Robert Rossney

Let's see what I can do here. This is more or less off the top of my head, so it'll probably require debugging or worse. (I have this model working in some production code, but it's been extended so heavily that the underlying simplicity is hard to see.)

The basic idea is that you want to keep the code in the BackgroundWorker's event handlers simple. All of the code that actually does work lives outside the form, in its own class(es). First we have the abstract Task class:

Code Snippet

public abstract class Task

{

public abstract void Execute();

}

This is a simple pattern that lets you implement different classes with different code in their Execute methods, e.g.:

Code Snippet

public class Task1 : Task

{

public void Execute()

{

// actual code that does something long-running goes here

}

}

public class Task2 : Task

{

public void Execute()

{

// this performs some other flavor of long-running task

}

}

This all exists to support this sort of code in your form class:

Code Snippet

private Queue<Task> TaskQueue = new Queue<Task>();

...

launchTask1Button_Click(object sender, EventArgs e)

{

LaunchTask(new Task1());

}

launchTask2Button_Click(object sender, EventArgs e)

{

LaunchTask(new Task2());

}

// This launches a long-running task:

private void LaunchTask(Task t)

{

// In a fully working implementation, you'd search through

// the queue to determine whether the task that the user

// was trying to launch is already in the queue because he

// already clicked the launch button and it hasn't finished

// (or started) yet. This just indiscriminately adds the

// task to the queue.

lock (TaskQueue)

{

TaskQueue.Enqueue(t);

}

// Only launch the BackgroundWorker if the queue

// was empty; otherwise, the RunWorkerComplete event

// handler will take care of it.

if (TaskQueue.Count == 1)

{

backgroundWorker.RunWorkerAsync();

}

}

backgroundWorker_DoWork(object sender, DoWorkEventArgs e)

{

// get the task to perform from the queue, but don't

// dequeue it.

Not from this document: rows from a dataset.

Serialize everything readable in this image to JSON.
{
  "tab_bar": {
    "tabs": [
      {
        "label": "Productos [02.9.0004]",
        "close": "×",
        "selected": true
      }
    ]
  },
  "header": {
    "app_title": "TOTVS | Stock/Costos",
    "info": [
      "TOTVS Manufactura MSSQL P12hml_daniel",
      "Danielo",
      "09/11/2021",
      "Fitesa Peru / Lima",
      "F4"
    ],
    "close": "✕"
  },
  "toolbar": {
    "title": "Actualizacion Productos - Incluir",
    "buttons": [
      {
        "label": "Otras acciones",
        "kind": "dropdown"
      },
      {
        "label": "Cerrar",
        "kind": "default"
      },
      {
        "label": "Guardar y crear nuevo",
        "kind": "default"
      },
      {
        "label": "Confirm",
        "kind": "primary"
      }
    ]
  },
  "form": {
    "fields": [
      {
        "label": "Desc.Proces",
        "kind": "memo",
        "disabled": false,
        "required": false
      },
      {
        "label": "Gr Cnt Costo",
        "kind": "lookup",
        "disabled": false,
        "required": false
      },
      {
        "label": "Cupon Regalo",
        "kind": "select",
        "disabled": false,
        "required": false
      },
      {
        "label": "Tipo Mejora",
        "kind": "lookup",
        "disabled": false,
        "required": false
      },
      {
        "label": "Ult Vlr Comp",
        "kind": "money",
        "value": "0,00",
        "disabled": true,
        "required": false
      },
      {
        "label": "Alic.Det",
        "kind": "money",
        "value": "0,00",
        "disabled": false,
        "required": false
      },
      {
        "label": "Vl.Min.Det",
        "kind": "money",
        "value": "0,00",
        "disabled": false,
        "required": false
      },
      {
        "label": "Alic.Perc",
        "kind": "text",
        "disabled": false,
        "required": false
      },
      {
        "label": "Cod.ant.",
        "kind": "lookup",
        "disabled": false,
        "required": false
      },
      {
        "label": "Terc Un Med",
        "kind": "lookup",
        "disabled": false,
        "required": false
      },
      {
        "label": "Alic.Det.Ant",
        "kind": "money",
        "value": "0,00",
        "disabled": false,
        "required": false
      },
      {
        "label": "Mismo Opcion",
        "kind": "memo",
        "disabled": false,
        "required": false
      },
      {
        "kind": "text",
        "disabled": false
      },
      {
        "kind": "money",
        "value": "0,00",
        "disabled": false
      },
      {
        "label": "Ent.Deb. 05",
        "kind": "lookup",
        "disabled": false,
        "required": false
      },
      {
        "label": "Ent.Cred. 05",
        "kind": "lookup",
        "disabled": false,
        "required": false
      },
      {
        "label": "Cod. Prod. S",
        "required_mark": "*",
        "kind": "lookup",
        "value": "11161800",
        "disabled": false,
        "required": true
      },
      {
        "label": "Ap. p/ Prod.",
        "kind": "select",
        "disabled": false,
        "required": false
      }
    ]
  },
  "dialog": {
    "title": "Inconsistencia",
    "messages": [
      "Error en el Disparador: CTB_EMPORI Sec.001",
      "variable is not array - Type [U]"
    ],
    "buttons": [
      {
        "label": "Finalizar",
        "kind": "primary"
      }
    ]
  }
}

Task t = TaskQueue.Peek();

// note that the BackgroundWorker doesn't care what the

// task is or what it does; it's just calling the one

// method it knows about:

t.Execute();

}

backgroundWorker_RunWorkerComplete(object sender, RunWorkerCompletedEventArgs e)

{

// Grownups check e.Error here and do something useful if the task

// threw an exception. Alternatively, you can build exception

// handling into the abstract Task class.

// The task at the head of the queue is done, so dequeue it

lock(TaskQueue)

{

TaskQueue.Dequeue();

}

// Have any more tasks been enqueued since while the one

// that just finished was running if so, repeat.

if (TaskQueue.Count != 0)

{

backgroundWorker.RunWorkerAsync();

}

}

This is a lot of work if you only have one kind of long-running task, but if you have two, or thirty, it's another matter. If you need to, you can build methods to manage the queue. If you need to give the user a visualization of the queue, you can extend the Task class to include a Description field. You can let the user remove tasks from the queue, too, just so long as you lock the queue while you're actually removing them.

It's also easy to extend this model to include things like progress and status reporting. Add this to the Task class:

Code Snippet

public string Status;

public System.Windows.Forms.Control NotificationTarget;

public System.EventHandler NotificationDelegate;

private void Notify()

{

if (NotificationTarget == null) return;

if (NotificationDelegate == null) return;

NotificationTarget.Invoke(NotificationDelegate, this, new EventArgs());

}

and add this your form:

Code Snippet

private void Form1_Notify(object sender, EventArgs e)

{

Task t = (Task)sender;

statusLabel1.Text = t.Status;

}

and put this code into LaunchTask:

Code Snippet

t.NotificationTarget = this;

t.NotificationDelegate = (System.EventHandler)Form1_Notify;

Now whenever code in the Execute() method needs to notify the user that something's happening, you just do this:

Code Snippet

Status = "Something's happening!";

Notify();